There are many ways baseball teams try to lure fans to the ballparks. They give away bobbleheads, offer package deals for families, or, the most recent trend, feature an all-you-can-eat section. But not all the ideas to drive attendance work as expected.
One thing most baseball fans enjoy is a cold beer on a hot summer. So, 35 years ago, the Cleveland Indians tried to capitalize on this thirst by offering the promotion, "Nickel Beer Night." Clearly they didn't think that one through. While they did draw a crowd of over 25,000 people, at just five-cents-a-beer, it didn't take long for the fans to become unruly. The Indians eventually had to forfeit the game once the empty bottles began to rain down on the field.
Lately we have seen the minor league teams become the innovators of the best and most unique promotions. In fact, it took a minor league team to be able to pull off Nickel Beer Night without a single arrest. This past Saturday, the Lake County Captains, a single A affiliate of the Indians, celebrated the 35th anniversary of that infamous night by having their own Nickel Beer Night. But beer was only five cents for an hour before the start of the game, the cups were only 5 ounces, and fans were limited to just two drinks each.
Nickel Beer Night is just the tip of the iceberg for the crazy promotions minor league teams pull off every year, with events ranging from Ted Williams Popsicle Night to a liposuction giveaway to a game that nobody attended.
Ted Williams died in 2002 and was cryogenically frozen, despite much controversy and fighting within the family shortly thereafter. So, naturally, the best way to honor his memory was with a Popsicle Night, which is just what the Bisbee Copper Kings did on June 3, 2003.
The Arizona team based in the Independent League gave popsicles to the first 500 fans that entered the game. Surely not how The Splendid Splinter would want to be honored, but chances are the fans enjoyed the cool treat during the hot summer.
But if a popsicle has too many calories, then maybe it is time for a visit to the Mahoning Valley Scrappers (class A affiliate of the Cleveland Indians) for their give away: Free liposuction!
That's right; on July 8, five finalists were invited down to the field where one lucky lady was awarded liposuction from Valley Surgical Arts. To make things even better, this giveaway also happened to occur on an "All You Can Eat" Wednesday, so the winner could put away hot dogs and Cracker Jacks with no worries throughout the game.
All these promotions have the same common goal: pack the stands. Well, all except one. How about setting the record for fewest fans in attendance at a professional baseball game? That's exactly what the Charleston RiverDogs (class A South Atlantic League affiliate of the New York Yankees) did in 2002, when they held "Nobody Night," with fans intentionally locked out of the game until the fifth inning, when it became official.
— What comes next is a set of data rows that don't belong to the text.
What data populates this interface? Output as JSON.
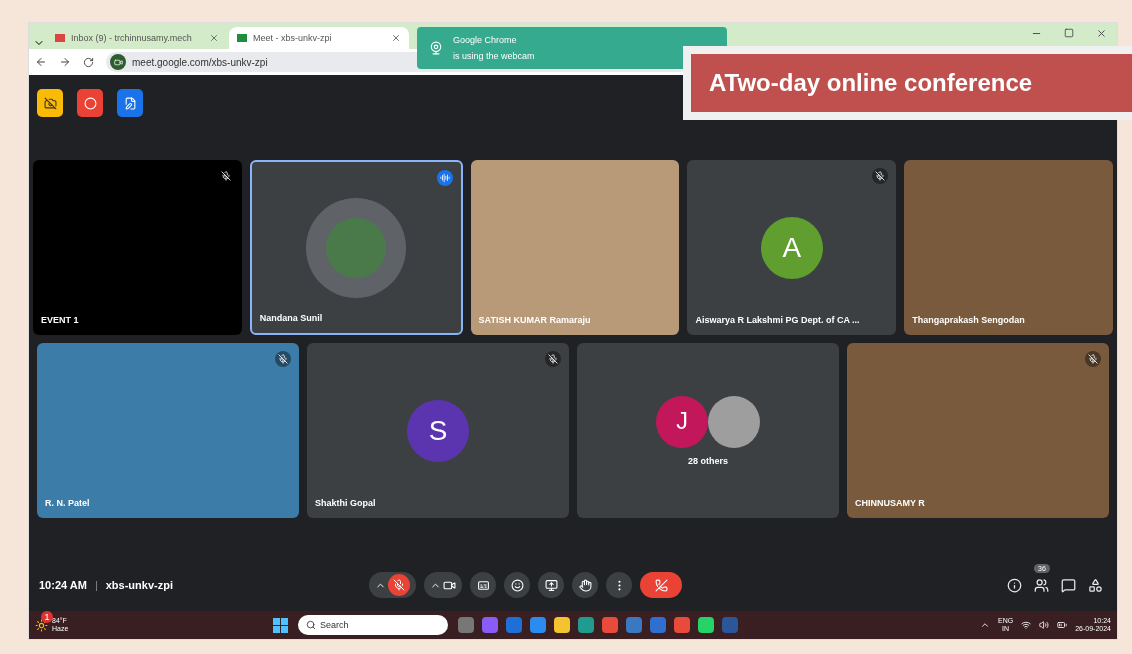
{
  "browser": {
    "tabs": [
      {
        "title": "Inbox (9) - trchinnusamy.mech",
        "kind": "mail",
        "selected": false
      },
      {
        "title": "Meet - xbs-unkv-zpi",
        "kind": "meet",
        "selected": true
      }
    ],
    "url": "meet.google.com/xbs-unkv-zpi"
  },
  "notification": {
    "title": "Google Chrome",
    "subtitle": "is using the webcam"
  },
  "banner": {
    "text": "ATwo-day online conference"
  },
  "meet": {
    "indicators": [
      {
        "kind": "camera_off"
      },
      {
        "kind": "recording"
      },
      {
        "kind": "notes"
      }
    ],
    "tiles": [
      {
        "name": "EVENT 1",
        "kind": "blank",
        "muted": true,
        "speaking": false
      },
      {
        "name": "Nandana Sunil",
        "kind": "photo",
        "muted": false,
        "speaking": true
      },
      {
        "name": "SATISH KUMAR Ramaraju",
        "kind": "video",
        "muted": false,
        "speaking": false
      },
      {
        "name": "Aiswarya R Lakshmi PG Dept. of CA ...",
        "kind": "avatar",
        "initial": "A",
        "color": "#5f9e2f",
        "muted": true,
        "speaking": false
      },
      {
        "name": "Thangaprakash Sengodan",
        "kind": "video",
        "muted": false,
        "speaking": false
      },
      {
        "name": "R. N. Patel",
        "kind": "video",
        "muted": true,
        "speaking": false
      },
      {
        "name": "Shakthi Gopal",
        "kind": "avatar",
        "initial": "S",
        "color": "#5b35b0",
        "muted": true,
        "speaking": false
      },
      {
        "name": "28 others",
        "kind": "group",
        "initial": "J",
        "color": "#c2185b",
        "muted": false,
        "speaking": false
      },
      {
        "name": "CHINNUSAMY R",
        "kind": "video",
        "muted": true,
        "speaking": false
      }
    ],
    "time": "10:24 AM",
    "separator": "|",
    "code": "xbs-unkv-zpi",
    "controls": [
      {
        "kind": "mic",
        "on": false
      },
      {
        "kind": "camera",
        "on": true
      },
      {
        "kind": "captions"
      },
      {
        "kind": "emoji"
      },
      {
        "kind": "present"
      },
      {
        "kind": "hand"
      },
      {
        "kind": "more"
      },
      {
        "kind": "leave"
      }
    ],
    "side": [
      {
        "kind": "info"
      },
      {
        "kind": "people",
        "badge": "36"
      },
      {
        "kind": "chat"
      },
      {
        "kind": "activities"
      }
    ]
  },
  "taskbar": {
    "temp": "84°F",
    "condition": "Haze",
    "weather_badge": "1",
    "search": "Search",
    "apps": [
      {
        "kind": "files"
      },
      {
        "kind": "copilot"
      },
      {
        "kind": "store"
      },
      {
        "kind": "help"
      },
      {
        "kind": "explorer"
      },
      {
        "kind": "edge"
      },
      {
        "kind": "chrome"
      },
      {
        "kind": "calc"
      },
      {
        "kind": "tool"
      },
      {
        "kind": "chrome"
      },
      {
        "kind": "whatsapp"
      },
      {
        "kind": "word"
      }
    ],
    "lang": "ENG",
    "region": "IN",
    "clock": "10:24",
    "date": "26-09-2024"
  }
}
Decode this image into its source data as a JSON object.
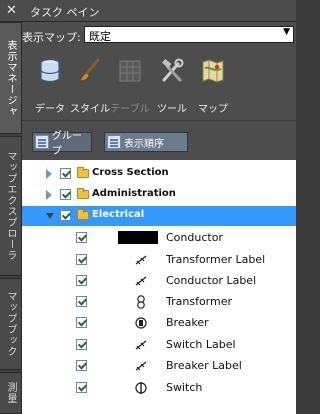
{
  "window": {
    "title": "タスク ペイン",
    "close_glyph": "✕"
  },
  "side_tabs": [
    {
      "label": "表示マネージャ",
      "active": true
    },
    {
      "label": "マップエクスプローラ",
      "active": false
    },
    {
      "label": "マップブック",
      "active": false
    },
    {
      "label": "測量",
      "active": false
    }
  ],
  "map_selector": {
    "label": "表示マップ:",
    "value": "既定"
  },
  "toolbar": {
    "data": "データ",
    "style": "スタイル",
    "table": "テーブル",
    "tools": "ツール",
    "map": "マップ"
  },
  "view_buttons": {
    "group": "グループ",
    "draw_order": "表示順序"
  },
  "tree": {
    "groups": [
      {
        "label": "Cross Section",
        "expanded": false
      },
      {
        "label": "Administration",
        "expanded": false
      },
      {
        "label": "Electrical",
        "expanded": true,
        "selected": true
      }
    ],
    "layers": [
      {
        "label": "Conductor",
        "icon": "conductor-line-swatch"
      },
      {
        "label": "Transformer Label",
        "icon": "label-icon"
      },
      {
        "label": "Conductor Label",
        "icon": "label-icon"
      },
      {
        "label": "Transformer",
        "icon": "transformer-symbol-icon"
      },
      {
        "label": "Breaker",
        "icon": "breaker-symbol-icon"
      },
      {
        "label": "Switch Label",
        "icon": "label-icon"
      },
      {
        "label": "Breaker Label",
        "icon": "label-icon"
      },
      {
        "label": "Switch",
        "icon": "switch-symbol-icon"
      }
    ]
  },
  "colors": {
    "selection": "#3399ff",
    "panel": "#4d4d4d",
    "folder": "#f0c040",
    "check": "#2d6a2d"
  }
}
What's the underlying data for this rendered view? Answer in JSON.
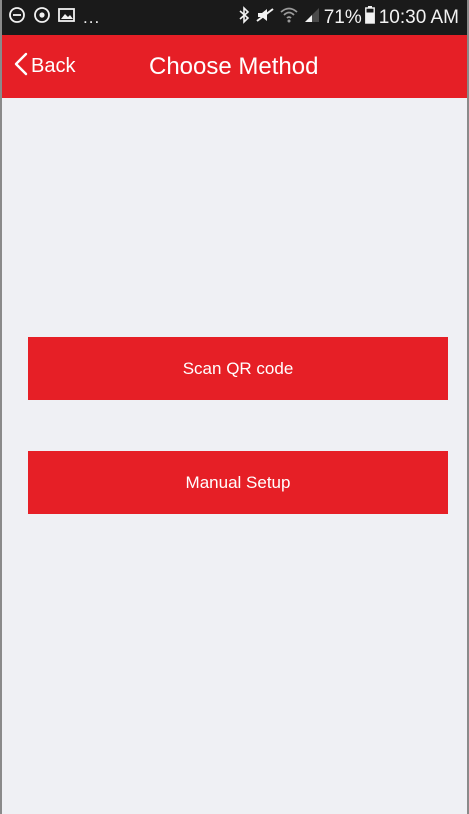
{
  "status_bar": {
    "left_icons": [
      "sync-icon",
      "target-icon",
      "gallery-icon"
    ],
    "left_ellipsis": "...",
    "right_icons": [
      "bluetooth-icon",
      "mute-icon",
      "wifi-icon",
      "signal-icon"
    ],
    "battery_text": "71%",
    "battery_icon": "battery-icon",
    "time": "10:30 AM"
  },
  "header": {
    "back_label": "Back",
    "back_icon": "chevron-left-icon",
    "title": "Choose Method",
    "background": "#e61f26"
  },
  "main": {
    "buttons": [
      {
        "label": "Scan QR code"
      },
      {
        "label": "Manual Setup"
      }
    ],
    "background": "#eff0f4",
    "button_color": "#e61f26"
  }
}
Barred from entering, hundreds of fans spent the first half of the game peering over the outfield fence, or enjoyed themselves at a party outside the park, hosted by the RiverDogs, with cheap food and beer. The regular contests that normally took place between innings continued, with employees and players participating instead of fans, and all the runs were scored while the stands sat empty.
For one night at least, the players on the RiverDogs got to know what it's like to be a Major Leaguer – assuming they play for the Florida Marlins, of course.
The top five: